Today, the Commission and the High Representative for Foreign Affairs Josep Borrell are assessing their steps to fight disinformation around the coronavirus pandemic and are proposing a way forward in a Joint Communication. The communiqué analyses the immediate response and proposes concrete action that can be quickly set in motion.
High Representative/Vice-President Josep Borrell said: “Disinformation in times of the coronavirus can kill. We have a duty to protect our citizens by making them aware of false information, and expose the actors responsible for engaging in such practices. In today’s technology-driven world, where warriors wield keyboards rather than swords and targeted influence operations and disinformation campaigns are a recognised weapon of state and non-state actors, the European Union is increasing its activities and capacities in this fight.”
Vice-President for Values and Transparency, Věra Jourová, said: “Disinformation waves have hit Europe during the Coronavirus pandemic. They originated from within as well as outside the EU. To fight disinformation, we need to mobilise all relevant players from online platforms to public authorities, and support independent fact checkers and media. While online platforms have taken positive steps during the pandemic, they need to step up their efforts. Our actions are strongly embedded in fundamental rights, in particular freedom of expression and information.”
The coronavirus pandemic has been accompanied by a massive wave of false or misleading information, including attempts by foreign actors to influence EU citizens and debates. The crisis has become a test case showing how the EU and its democratic societies deal with the disinformation challenge. The following aspects are key for a stronger and more resilient EU: understanding the phenomenon, communicating, cooperating, ensuring transparency, ensuring freedom of expression and pluralistic democratic debate and empowering citizens. The actions proposed today will feed into future EU work on disinformation, notably the European Democracy Action Plan and the Digital Services Act.

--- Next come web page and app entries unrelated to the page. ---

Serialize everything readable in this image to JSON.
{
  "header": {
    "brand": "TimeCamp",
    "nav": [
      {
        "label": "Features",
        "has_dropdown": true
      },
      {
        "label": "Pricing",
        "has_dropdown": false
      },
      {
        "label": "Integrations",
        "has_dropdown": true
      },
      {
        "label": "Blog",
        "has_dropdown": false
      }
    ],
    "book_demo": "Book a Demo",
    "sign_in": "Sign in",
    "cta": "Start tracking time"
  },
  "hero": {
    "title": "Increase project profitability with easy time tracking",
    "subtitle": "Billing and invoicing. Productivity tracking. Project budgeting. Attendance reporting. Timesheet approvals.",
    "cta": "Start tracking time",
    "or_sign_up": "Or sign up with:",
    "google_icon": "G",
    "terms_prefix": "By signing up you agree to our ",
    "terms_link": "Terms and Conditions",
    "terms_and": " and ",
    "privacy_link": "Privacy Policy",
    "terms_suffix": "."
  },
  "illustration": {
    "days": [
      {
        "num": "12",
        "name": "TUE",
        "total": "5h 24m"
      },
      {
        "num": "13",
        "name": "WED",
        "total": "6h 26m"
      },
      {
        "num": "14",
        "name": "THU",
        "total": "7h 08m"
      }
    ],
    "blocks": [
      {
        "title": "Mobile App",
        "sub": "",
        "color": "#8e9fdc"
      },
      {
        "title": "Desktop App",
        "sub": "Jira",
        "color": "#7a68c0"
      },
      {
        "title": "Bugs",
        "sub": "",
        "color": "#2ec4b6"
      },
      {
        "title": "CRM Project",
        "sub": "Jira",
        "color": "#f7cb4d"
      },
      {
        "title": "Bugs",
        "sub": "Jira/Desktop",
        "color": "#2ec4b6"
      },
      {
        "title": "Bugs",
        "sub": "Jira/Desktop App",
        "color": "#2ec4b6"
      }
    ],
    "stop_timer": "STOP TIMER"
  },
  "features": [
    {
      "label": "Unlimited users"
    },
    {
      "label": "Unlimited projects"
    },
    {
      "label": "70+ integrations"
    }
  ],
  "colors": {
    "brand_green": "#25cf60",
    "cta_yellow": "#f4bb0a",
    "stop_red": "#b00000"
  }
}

Commenting on the European Commission’s plan on tackling COVID-19 disinformation, MEPs Sandra Kalniete and Axel Voss said: “The EPP Group welcomes the plans to step up European efforts to counter disinformation, in particular with regard to the COVID-19 pandemic, but has asked for binding rules for social media platforms and a tougher foreign policy stance towards Chinese and Russian disinformation”.
“It must be an EU foreign policy priority to counter China’s and Russia’s deliberate spread of false information. Their aim is to destabilise Europe and the international order. Fighting disinformation is vital, not only to protect the EU’s future but also people’s lives during the pandemic”, stressed Kalniete, EPP Group Vice-Chair for Foreign Affairs.
“If we don’t succeed in this, every aspect of our democracies and European way of life are threatened, starting from elections, to IT infrastructure, our privacy and day-to-day business”, she continued.
“We strongly support the proposal by the European Commission asking dominating social media platforms to report monthly on COVID-19 misinformation. Social media platforms must be held responsible for the disinformation they disseminate. We need binding EU rules for this”, underlined Voss, EPP Group Spokesman on Legal Affairs.
“Fake news has made it increasingly difficult to spread reliable information on the virus, thus putting the health of our citizens at risk. The bigger the platform, the greater the audience that receives false narratives which should automatically result in a greater responsibility of those dominating platforms to combat fake news. Social media platforms must take down false information, shut down bot-nets and stop earning money from adverts from accounts that spread political disinformation”, added Voss.
“The EU must strengthen its own capacities to detect, expose and fight disinformation. This costs money and appropriate human resources, and also requires better coordination and cooperation within the EU and beyond. The EPP Group will be eager to play an active role in facilitating this as it already has in the past”, concluded Kalniete.
Ben Packer, a partner at Linklaters who advises technology firms, commented: “Covid-19 has been an extraordinary test for social media platforms. In the face of a global health emergency, companies have rightly adopted a tough stance on disinformation. Social media platforms have demoted content that has been fact-checked as false or misleading, limited adverts that promote false products or services and promoted accurate information about Covid-19 from public health organisations.”
“However, policymakers globally do not believe this has been enough to limit the influence of bad actors who have sought to spread mistruths during the crisis. The EU has today called out the role of foreign state actors, in spreading disinformation, as well as those who seek to make financial gain.”
The EU is asking social media platforms for further transparency on the steps they are taking, including producing detailed monthly reports on the actions they are taking to tackle disinformation about Covid-19, and is encouraging relevant stakeholders who are not yet signatories to the voluntary Code of Practice on Disinformation to participate. Today’s requests are for platforms to take these steps voluntarily, but the EU is expected to unveil broader regulation of the sector later this year. In the meantime, the debate will only intensify about how far platforms should go to police the content on their sites.”